Problem to solve —
In full and exactly, reproduce the entries below, but omit the pictures.

Stored data —
------------------------------------------------
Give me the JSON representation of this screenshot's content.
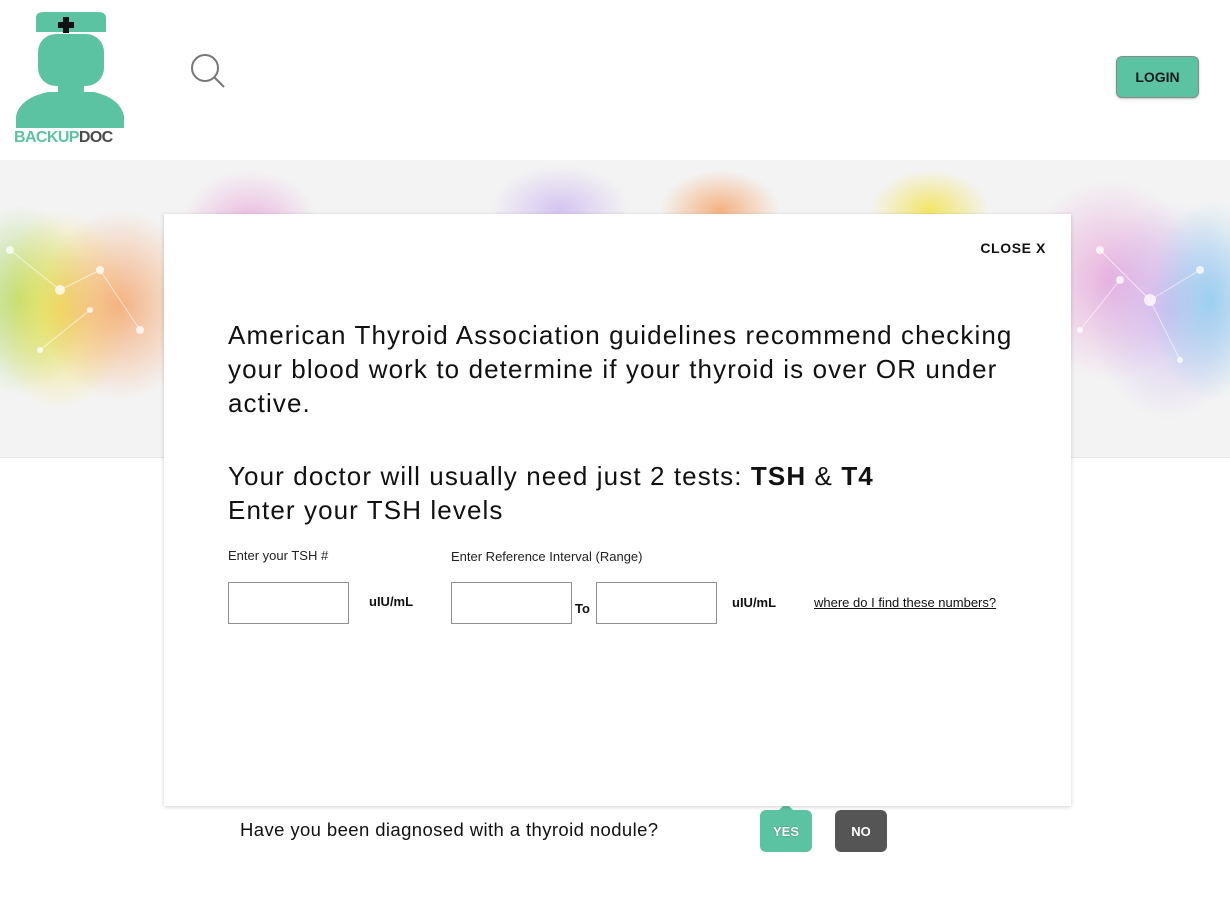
{
  "header": {
    "logo_part1": "BACKUP",
    "logo_part2": "DOC",
    "login_label": "LOGIN"
  },
  "colors": {
    "brand_green": "#5cc3a2",
    "no_button": "#555555"
  },
  "question": {
    "text": "Have you been diagnosed with a thyroid nodule?",
    "yes_label": "YES",
    "no_label": "NO"
  },
  "modal": {
    "close_label": "CLOSE X",
    "intro": "American Thyroid Association guidelines recommend checking your blood work to determine if your thyroid is over OR under active.",
    "tests_prefix": "Your doctor will usually need just 2 tests: ",
    "test1": "TSH",
    "amp": " & ",
    "test2": "T4",
    "enter_levels": "Enter your TSH levels",
    "tsh_label": "Enter your TSH #",
    "range_label": "Enter Reference Interval (Range)",
    "tsh_value": "",
    "range_low_value": "",
    "range_high_value": "",
    "unit": "uIU/mL",
    "to_label": "To",
    "help_link": "where do I find these numbers?"
  }
}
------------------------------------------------
Your solution —
Give me the JSON representation of this screenshot's content.
{
  "header": {
    "logo_part1": "BACKUP",
    "logo_part2": "DOC",
    "login_label": "LOGIN"
  },
  "colors": {
    "brand_green": "#5cc3a2",
    "no_button": "#555555"
  },
  "question": {
    "text": "Have you been diagnosed with a thyroid nodule?",
    "yes_label": "YES",
    "no_label": "NO"
  },
  "modal": {
    "close_label": "CLOSE X",
    "intro": "American Thyroid Association guidelines recommend checking your blood work to determine if your thyroid is over OR under active.",
    "tests_prefix": "Your doctor will usually need just 2 tests: ",
    "test1": "TSH",
    "amp": " & ",
    "test2": "T4",
    "enter_levels": "Enter your TSH levels",
    "tsh_label": "Enter your TSH #",
    "range_label": "Enter Reference Interval (Range)",
    "tsh_value": "",
    "range_low_value": "",
    "range_high_value": "",
    "unit": "uIU/mL",
    "to_label": "To",
    "help_link": "where do I find these numbers?"
  }
}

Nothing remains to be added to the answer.